Forty-nine people were killed and at least 20 others sustained serious injuries when a gunman opened fire during afternoon prayers at two mosques in New Zealand's Christchurch on Friday, March 15. The New Zealand Police Commissioner confirmed the death toll and said that four people -- three men and one woman -- had been taken into custody. The deadly mass shooting has shocked the nation known for tolerance and safety.
"This is an evolving incident and we are working to confirm the facts, however we can confirm there have been a number of fatalities," Police Commissioner Mike Bush said in a statement. He also revealed that multiple explosive devices were attached to vehicles as part of the attack and that they have been sanitised now.
"Police recommend that residents across Christchurch remain off the streets and indoors until further notice. Christchurch schools will be locked down until further notice," a separate official notice said.
The Bangladesh cricket team was also said to be close to the area where the first shooting took place, but a team coach told the local media that all the members of the team were safe. While the first shooting took place at the Masjid al Noor mosque at Deans Avenue near Hagley Park, there are also reports of another shooting at the Linwood Masjid Mosque.
The Christchurch hospital also said that "multiple" casualties had been sent, but did not specify the number.
Why was the attack carried out?
While the exact reason behind the attack isn't known and the authorities too have said that they will not discuss the possible motivations as of now, a social media post surfaced just before the attack and is believed to have been written by one of the shooters. The post contained a link to an 87-page manifesto that spoke of anti-immigrant, anti-Muslim ideas and explanations, reported CNN.
Who are the attackers?
New Zealand Prime Minister Jacinda Ardern revealed that the attack seems "pre-planned" and that one of those arrested is an Australian-born. The attacker is known to have extreme views, but none of them was on the terror watch lists. "I think we should be vigilant against extreme ideology and extreme violent acts," Ardern added
Australian PM Scott Morrison also conducted a briefing and called the shooting a "right-wing terror attack," reported Stuff New Zealand. He said he has been in touch with Ardern and confirmed that one of the attackers is an Australian-born.

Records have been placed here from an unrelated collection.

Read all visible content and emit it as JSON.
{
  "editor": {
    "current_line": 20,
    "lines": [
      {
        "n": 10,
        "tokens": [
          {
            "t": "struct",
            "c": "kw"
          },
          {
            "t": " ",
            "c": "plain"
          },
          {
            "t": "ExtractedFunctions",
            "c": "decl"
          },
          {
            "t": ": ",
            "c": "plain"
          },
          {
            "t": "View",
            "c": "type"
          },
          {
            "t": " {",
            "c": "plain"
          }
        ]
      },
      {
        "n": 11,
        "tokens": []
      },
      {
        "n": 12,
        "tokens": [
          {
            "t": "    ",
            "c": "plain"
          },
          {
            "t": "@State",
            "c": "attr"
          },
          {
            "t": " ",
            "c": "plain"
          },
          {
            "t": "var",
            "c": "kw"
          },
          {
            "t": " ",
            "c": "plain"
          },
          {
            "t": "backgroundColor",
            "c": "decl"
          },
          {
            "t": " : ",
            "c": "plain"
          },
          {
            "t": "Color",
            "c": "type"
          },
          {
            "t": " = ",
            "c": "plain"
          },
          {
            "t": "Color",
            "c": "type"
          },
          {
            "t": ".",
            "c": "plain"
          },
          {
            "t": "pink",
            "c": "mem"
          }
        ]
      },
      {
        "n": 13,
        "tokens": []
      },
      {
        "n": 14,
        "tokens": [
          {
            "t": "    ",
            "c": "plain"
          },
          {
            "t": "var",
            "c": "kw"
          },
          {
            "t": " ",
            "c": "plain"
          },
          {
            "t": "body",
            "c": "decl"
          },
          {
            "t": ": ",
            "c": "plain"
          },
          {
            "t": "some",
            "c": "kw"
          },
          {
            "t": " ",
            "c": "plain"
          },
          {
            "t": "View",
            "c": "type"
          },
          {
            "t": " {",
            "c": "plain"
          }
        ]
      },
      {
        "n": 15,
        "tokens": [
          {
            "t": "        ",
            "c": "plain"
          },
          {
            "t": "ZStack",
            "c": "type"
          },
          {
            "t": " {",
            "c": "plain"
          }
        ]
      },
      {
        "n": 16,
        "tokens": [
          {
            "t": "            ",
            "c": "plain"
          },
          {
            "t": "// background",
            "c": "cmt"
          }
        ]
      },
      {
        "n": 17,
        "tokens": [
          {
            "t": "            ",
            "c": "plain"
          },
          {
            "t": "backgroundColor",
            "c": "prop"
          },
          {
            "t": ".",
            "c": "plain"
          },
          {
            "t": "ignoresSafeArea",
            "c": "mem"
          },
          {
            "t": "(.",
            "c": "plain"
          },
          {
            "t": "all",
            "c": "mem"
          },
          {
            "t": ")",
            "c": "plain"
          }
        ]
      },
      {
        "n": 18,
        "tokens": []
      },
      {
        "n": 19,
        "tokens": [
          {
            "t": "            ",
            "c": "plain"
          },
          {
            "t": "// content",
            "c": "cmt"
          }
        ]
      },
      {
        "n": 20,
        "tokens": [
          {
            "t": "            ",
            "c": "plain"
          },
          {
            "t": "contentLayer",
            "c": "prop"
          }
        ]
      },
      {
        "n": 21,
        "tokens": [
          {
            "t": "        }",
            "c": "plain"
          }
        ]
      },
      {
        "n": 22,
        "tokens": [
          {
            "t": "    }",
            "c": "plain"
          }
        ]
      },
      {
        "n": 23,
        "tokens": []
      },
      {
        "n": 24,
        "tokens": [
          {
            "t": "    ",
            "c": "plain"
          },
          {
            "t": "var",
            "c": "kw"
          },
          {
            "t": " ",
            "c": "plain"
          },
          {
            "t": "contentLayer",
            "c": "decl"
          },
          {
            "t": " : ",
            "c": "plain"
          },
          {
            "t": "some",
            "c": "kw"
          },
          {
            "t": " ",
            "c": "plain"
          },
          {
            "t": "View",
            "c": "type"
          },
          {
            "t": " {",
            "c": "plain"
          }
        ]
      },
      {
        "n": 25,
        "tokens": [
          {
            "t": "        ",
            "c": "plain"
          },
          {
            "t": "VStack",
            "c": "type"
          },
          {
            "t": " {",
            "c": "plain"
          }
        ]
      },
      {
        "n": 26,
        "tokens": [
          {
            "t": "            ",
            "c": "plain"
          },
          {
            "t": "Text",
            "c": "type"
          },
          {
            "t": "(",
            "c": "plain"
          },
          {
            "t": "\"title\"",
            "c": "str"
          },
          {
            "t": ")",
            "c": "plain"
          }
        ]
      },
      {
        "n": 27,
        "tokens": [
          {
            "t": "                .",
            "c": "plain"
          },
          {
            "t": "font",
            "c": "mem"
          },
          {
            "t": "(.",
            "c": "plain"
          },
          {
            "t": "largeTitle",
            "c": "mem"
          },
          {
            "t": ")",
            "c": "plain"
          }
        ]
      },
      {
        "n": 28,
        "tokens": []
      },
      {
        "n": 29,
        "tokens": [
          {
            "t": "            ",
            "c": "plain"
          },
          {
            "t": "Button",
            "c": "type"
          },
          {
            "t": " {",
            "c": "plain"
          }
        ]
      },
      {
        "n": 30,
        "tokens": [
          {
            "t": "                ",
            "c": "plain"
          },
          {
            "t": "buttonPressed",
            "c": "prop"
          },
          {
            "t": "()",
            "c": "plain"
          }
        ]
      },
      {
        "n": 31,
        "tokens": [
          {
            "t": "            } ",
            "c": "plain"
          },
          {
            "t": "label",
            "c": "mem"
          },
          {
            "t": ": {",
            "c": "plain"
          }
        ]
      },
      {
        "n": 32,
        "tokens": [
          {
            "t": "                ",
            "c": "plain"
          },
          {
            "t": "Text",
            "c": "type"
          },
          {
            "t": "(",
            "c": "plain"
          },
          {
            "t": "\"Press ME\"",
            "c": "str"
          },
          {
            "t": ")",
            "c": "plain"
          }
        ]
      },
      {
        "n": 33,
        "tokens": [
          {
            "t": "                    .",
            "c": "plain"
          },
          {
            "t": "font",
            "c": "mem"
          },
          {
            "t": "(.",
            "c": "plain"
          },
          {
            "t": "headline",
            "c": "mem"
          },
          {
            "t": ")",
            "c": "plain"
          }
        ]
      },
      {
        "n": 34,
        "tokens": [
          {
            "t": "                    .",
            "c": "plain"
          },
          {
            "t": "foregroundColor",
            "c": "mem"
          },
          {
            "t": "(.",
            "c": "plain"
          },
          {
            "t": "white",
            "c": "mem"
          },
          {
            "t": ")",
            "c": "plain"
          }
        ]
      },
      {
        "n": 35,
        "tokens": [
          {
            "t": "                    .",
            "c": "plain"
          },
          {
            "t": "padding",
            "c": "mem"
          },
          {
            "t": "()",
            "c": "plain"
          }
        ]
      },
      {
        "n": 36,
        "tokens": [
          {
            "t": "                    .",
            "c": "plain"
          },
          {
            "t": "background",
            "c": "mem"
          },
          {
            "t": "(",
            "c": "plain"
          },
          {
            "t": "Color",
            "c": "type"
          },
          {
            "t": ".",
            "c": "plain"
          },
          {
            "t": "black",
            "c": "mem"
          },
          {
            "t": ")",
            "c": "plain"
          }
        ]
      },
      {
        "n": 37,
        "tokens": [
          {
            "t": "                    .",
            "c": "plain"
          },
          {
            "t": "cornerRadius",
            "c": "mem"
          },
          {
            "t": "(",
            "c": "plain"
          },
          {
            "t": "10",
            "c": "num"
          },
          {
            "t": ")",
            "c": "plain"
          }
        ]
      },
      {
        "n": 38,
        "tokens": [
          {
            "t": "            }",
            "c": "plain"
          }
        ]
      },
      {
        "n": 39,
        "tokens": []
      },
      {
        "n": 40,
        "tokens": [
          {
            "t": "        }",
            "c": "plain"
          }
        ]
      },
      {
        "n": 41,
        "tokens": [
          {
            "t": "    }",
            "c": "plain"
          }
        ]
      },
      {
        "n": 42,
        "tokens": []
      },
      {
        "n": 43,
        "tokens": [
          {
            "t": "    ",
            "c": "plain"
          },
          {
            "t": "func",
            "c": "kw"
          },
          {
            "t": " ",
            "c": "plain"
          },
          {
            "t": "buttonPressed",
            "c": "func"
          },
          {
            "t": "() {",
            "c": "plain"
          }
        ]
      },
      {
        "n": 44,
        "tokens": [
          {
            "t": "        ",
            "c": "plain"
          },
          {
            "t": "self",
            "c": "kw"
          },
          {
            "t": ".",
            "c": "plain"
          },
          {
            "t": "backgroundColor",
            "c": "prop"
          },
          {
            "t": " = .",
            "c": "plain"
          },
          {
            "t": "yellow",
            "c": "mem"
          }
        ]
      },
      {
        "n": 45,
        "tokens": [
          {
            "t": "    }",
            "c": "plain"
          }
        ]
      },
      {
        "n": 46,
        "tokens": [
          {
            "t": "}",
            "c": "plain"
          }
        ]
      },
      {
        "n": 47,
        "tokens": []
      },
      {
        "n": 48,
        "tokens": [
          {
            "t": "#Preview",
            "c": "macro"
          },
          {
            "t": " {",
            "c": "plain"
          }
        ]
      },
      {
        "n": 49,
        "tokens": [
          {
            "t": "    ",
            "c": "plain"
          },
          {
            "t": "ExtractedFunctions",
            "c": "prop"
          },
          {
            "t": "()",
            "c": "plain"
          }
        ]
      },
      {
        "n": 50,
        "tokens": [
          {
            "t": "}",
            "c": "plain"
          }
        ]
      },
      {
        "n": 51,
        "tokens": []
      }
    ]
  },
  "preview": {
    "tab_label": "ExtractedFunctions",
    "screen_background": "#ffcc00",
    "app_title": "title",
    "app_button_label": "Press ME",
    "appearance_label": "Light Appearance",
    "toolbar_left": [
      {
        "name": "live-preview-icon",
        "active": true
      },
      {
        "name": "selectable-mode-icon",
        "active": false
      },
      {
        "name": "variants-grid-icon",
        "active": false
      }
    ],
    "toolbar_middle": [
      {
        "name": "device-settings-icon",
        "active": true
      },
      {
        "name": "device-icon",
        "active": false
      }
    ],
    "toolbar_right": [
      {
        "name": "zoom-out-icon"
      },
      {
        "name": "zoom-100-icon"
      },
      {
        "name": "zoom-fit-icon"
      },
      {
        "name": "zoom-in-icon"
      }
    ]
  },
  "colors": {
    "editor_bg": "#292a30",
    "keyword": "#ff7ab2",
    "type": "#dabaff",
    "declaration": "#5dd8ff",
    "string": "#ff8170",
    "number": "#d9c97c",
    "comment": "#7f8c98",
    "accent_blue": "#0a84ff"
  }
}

What eyewitnesses said
Mohan Ibn Ibrahim, an eyewitness, spoke to CNN about the Masjid al Noor shooting and said that there were many people at the mosque at the time of the incident. "I was in the mosque. It's a big mosque and there were more than 200 people inside. The gunmen came from the backside. Gunshots went on for a long time. We had to jump the wall to escape. I saw lots of broken glass and bricks on the backside of the mosque," he said.
Another eyewitness said that the shooting took place around 1.45 pm local time and he "heard the big sound, the gun." "The second shot, I run, lots of people were sitting on the floor," he said. "The gun was (at the) front door, I run behind the mosque and I was sitting behind... and I called the police," Mohammed Nazir told TVNZ. He added that he saw multiple people dead and injured including three women.
Meanwhile, another eyewitness who lives next to the mosque said that he saw the gunman, dressed in black, running out of the mosque and dropped what appeared to be a semi-automatic weapon on his driveway. "I saw dead people everywhere. There were three in the hallway, at the door leading into the mosque, and people inside the mosque," the Washington Post quoted Len Peneha as saying. "It's unbelievable nutty. I don't understand how anyone could do this to these people, to anyone. It's ridiculous."
One gunman is known to have live streamed the attack and posted the video on several social media channels. The New Zealand police have asked users not to circulate the video.
Police are aware there is extremely distressing footage relating to the incident in Christchurch circulating online. We would strongly urge that the link not be shared. We are working to have any footage removed.— New Zealand Police (@nzpolice) March 15, 2019
New Zealand's Prime Minister Jacinda Ardern held a press conference after the shooting and described it as "one of New Zealand's darkest days. What has happened here is an extraordinary and unprecedented act of violence," she said, adding that there was "no place in New Zealand," for the attacker. "For now my thoughts and I'm sure the thoughts of all New Zealanders are with those who have been affected their families."
Ardern has also urged people not to share the video of the incident. "What all of us can at least do is make sure we do not share, spread, or actively engage in that message of hate," she noted.